Catholic Youth Supports Children Living With HIV
Members of CASU presenting the items donated to the inmates of Human Compassion Home.
The St Francis of Assisi Catholic Church Students Union (CASU) has presented food items, clothing and an undisclosed amount to inmates at the Human Compassion Organisation in Accra.
The organisation is made up of children below the ages of 18, who are carriers of the HIV/AIDs.
Presenting the items on behalf of CASU, Thomas Quaye Jnr, president of the group, said, 'It is part of our social responsibility and Christian virtues to extend a hand to the needy in the society.'
'As we are young, we have to learn how to support the less-privileged in society so that when we grow up, we can continue to support the vulnerable in society.'
Mr Quaye Jnr urged other youth to help the poor in their own small way.
'As Christians, we are taught to help and care for the poor and needy and not only about ourselves and when we continue with this attitude, there will be less suffering in the world,' he admonished.
The Director of the Orphanage, Daniel Boyi Mensah, who received the items on behalf of the inmates, expressed gratitude to the youth for having spent time with the children aside donating to the Home.
The Director averred that the Home rely on philanthropists to meet their needs.
'Aside the utility bills catered for, our current apartment is a rented one for which we have been paying rents for the past few years.'
The Human Compassion Home is an orphanage located at Pokuase-Mayera, a suburb of Accra, which houses children between the ages of two to17years.
The organisation, which was started by the late Mrs Linda Akyaa Mensah at Ofankor in 2005, gained its grounds to officially operate as an orphanage in 2010.
It has been a home for children who have been made orphans by their HIV status or that of their parents.
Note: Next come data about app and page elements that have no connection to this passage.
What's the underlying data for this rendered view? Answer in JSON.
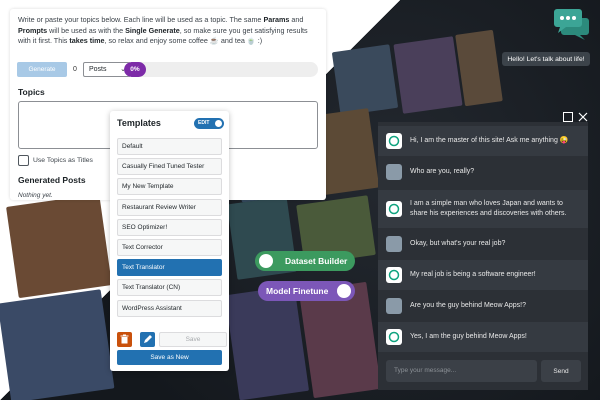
{
  "intro": {
    "p1": "Write or paste your topics below. Each line will be used as a topic. The same ",
    "b1": "Params",
    "p2": " and ",
    "b2": "Prompts",
    "p3": " will be used as with the ",
    "b3": "Single Generate",
    "p4": ", so make sure you get satisfying results with it first. This ",
    "b4": "takes time",
    "p5": ", so relax and enjoy some coffee ☕ and tea 🍵 :)"
  },
  "generator": {
    "generate_label": "Generate",
    "count": "0",
    "type_selected": "Posts",
    "progress_label": "0%",
    "progress_value": 0
  },
  "topics": {
    "heading": "Topics",
    "value": "",
    "use_as_titles_label": "Use Topics as Titles"
  },
  "generated": {
    "heading": "Generated Posts",
    "empty_text": "Nothing yet."
  },
  "templates": {
    "title": "Templates",
    "edit_label": "EDIT",
    "items": [
      {
        "label": "Default"
      },
      {
        "label": "Casually Fined Tuned Tester"
      },
      {
        "label": "My New Template"
      },
      {
        "label": "Restaurant Review Writer"
      },
      {
        "label": "SEO Optimizer!"
      },
      {
        "label": "Text Corrector"
      },
      {
        "label": "Text Translator"
      },
      {
        "label": "Text Translator (CN)"
      },
      {
        "label": "WordPress Assistant"
      }
    ],
    "active_index": 6,
    "save_label": "Save",
    "save_as_new_label": "Save as New"
  },
  "pills": {
    "dataset_builder": "Dataset Builder",
    "model_finetune": "Model Finetune"
  },
  "chat": {
    "tooltip": "Hello! Let's talk about life!",
    "messages": [
      {
        "role": "ai",
        "text": "Hi, I am the master of this site! Ask me anything 😜"
      },
      {
        "role": "user",
        "text": "Who are you, really?"
      },
      {
        "role": "ai",
        "text": "I am a simple man who loves Japan and wants to share his experiences and discoveries with others."
      },
      {
        "role": "user",
        "text": "Okay, but what's your real job?"
      },
      {
        "role": "ai",
        "text": "My real job is being a software engineer!"
      },
      {
        "role": "user",
        "text": "Are you the guy behind Meow Apps!?"
      },
      {
        "role": "ai",
        "text": "Yes, I am the guy behind Meow Apps!"
      }
    ],
    "input_placeholder": "Type your message...",
    "send_label": "Send"
  },
  "colors": {
    "accent": "#2271b1",
    "progress": "#7d2ba8",
    "pill_green": "#3c9a5f",
    "pill_purple": "#7c57b8",
    "chat_bg": "#2c3036",
    "bubble_teal": "#3ca596"
  }
}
Currently, the Home has 17 children excluding those who have been seen through secondary school and are now trading or learning a profession.
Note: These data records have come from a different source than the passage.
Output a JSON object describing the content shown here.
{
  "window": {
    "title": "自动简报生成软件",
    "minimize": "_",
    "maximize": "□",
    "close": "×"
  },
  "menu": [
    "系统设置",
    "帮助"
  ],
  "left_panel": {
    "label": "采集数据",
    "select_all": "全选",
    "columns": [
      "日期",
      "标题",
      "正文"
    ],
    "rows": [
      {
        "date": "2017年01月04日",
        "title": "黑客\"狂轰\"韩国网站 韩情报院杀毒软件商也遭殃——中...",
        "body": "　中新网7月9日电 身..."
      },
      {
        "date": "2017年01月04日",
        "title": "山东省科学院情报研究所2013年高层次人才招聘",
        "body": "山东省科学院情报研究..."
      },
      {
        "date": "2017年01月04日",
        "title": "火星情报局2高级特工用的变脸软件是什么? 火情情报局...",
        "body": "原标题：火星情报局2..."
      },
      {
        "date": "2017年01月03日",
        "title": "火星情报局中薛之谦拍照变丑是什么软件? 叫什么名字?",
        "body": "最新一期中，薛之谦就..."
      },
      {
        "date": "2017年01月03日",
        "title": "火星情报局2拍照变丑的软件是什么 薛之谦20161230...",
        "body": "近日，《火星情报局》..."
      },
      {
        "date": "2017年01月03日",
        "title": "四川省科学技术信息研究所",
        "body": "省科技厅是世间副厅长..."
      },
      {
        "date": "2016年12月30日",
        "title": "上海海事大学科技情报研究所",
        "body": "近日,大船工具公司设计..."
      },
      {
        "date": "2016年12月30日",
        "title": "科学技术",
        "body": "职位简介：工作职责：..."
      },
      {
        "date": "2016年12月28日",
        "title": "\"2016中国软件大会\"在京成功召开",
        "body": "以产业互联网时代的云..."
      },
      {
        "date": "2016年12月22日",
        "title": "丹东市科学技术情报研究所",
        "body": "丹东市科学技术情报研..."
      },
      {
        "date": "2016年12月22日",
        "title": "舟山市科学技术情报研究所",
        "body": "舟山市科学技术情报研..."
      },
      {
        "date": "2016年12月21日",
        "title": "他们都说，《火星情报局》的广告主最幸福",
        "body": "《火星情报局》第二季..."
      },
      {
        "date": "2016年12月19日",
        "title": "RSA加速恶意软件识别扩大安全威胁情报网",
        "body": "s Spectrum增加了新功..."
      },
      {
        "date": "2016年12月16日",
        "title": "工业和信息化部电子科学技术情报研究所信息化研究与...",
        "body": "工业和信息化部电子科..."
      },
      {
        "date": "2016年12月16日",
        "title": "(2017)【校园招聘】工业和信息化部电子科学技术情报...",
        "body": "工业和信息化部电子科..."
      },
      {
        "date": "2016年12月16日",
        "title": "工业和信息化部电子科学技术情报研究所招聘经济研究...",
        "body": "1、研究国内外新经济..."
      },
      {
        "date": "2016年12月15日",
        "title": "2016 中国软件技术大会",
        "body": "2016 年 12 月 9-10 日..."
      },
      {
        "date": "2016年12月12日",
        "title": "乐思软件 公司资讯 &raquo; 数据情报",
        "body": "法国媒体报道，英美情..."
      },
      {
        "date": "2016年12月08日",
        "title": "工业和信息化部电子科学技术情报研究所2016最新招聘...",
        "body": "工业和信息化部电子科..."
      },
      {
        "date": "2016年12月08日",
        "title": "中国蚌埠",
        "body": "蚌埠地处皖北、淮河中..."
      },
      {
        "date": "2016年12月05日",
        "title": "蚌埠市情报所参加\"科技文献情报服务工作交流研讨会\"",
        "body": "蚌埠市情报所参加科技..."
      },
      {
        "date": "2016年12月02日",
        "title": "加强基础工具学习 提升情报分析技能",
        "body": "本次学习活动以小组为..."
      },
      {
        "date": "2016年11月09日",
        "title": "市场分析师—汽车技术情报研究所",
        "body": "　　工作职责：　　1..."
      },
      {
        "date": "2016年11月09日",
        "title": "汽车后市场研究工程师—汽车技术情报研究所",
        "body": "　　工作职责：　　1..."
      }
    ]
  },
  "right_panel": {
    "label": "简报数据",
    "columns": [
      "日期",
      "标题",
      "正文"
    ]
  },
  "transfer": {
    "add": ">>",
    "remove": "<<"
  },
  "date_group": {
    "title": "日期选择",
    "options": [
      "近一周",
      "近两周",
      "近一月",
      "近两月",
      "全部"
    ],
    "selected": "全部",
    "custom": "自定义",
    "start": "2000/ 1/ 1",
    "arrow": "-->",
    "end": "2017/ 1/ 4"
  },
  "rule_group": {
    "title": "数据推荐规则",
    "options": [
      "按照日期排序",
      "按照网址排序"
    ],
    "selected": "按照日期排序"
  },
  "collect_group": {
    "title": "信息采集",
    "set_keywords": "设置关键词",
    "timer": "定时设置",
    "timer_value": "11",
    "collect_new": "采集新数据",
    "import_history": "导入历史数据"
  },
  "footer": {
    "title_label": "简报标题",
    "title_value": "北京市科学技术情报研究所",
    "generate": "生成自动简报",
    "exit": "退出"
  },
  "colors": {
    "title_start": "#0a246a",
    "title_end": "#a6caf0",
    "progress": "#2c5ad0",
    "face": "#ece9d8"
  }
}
The Home also has an HIV adult support group, made up of 84 members, who are not residents but meet at the orphanage monthly for counselling on how to maintain their health.